» **Source material**
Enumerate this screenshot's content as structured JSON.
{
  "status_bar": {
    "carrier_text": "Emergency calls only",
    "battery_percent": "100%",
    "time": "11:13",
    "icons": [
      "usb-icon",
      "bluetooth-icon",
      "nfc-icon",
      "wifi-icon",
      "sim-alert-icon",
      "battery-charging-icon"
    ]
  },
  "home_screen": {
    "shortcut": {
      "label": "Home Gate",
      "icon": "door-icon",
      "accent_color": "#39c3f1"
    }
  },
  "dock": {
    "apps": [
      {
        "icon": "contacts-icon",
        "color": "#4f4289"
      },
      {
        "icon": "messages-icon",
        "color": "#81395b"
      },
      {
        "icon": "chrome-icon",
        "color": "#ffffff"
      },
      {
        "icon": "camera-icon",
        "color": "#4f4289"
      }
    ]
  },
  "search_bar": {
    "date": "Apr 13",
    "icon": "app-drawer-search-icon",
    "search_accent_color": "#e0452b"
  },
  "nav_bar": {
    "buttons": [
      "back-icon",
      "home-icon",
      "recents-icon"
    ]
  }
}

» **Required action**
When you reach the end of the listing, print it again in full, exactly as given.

» **Written answer**
Enumerate this screenshot's content as structured JSON.
{
  "status_bar": {
    "carrier_text": "Emergency calls only",
    "battery_percent": "100%",
    "time": "11:13",
    "icons": [
      "usb-icon",
      "bluetooth-icon",
      "nfc-icon",
      "wifi-icon",
      "sim-alert-icon",
      "battery-charging-icon"
    ]
  },
  "home_screen": {
    "shortcut": {
      "label": "Home Gate",
      "icon": "door-icon",
      "accent_color": "#39c3f1"
    }
  },
  "dock": {
    "apps": [
      {
        "icon": "contacts-icon",
        "color": "#4f4289"
      },
      {
        "icon": "messages-icon",
        "color": "#81395b"
      },
      {
        "icon": "chrome-icon",
        "color": "#ffffff"
      },
      {
        "icon": "camera-icon",
        "color": "#4f4289"
      }
    ]
  },
  "search_bar": {
    "date": "Apr 13",
    "icon": "app-drawer-search-icon",
    "search_accent_color": "#e0452b"
  },
  "nav_bar": {
    "buttons": [
      "back-icon",
      "home-icon",
      "recents-icon"
    ]
  }
}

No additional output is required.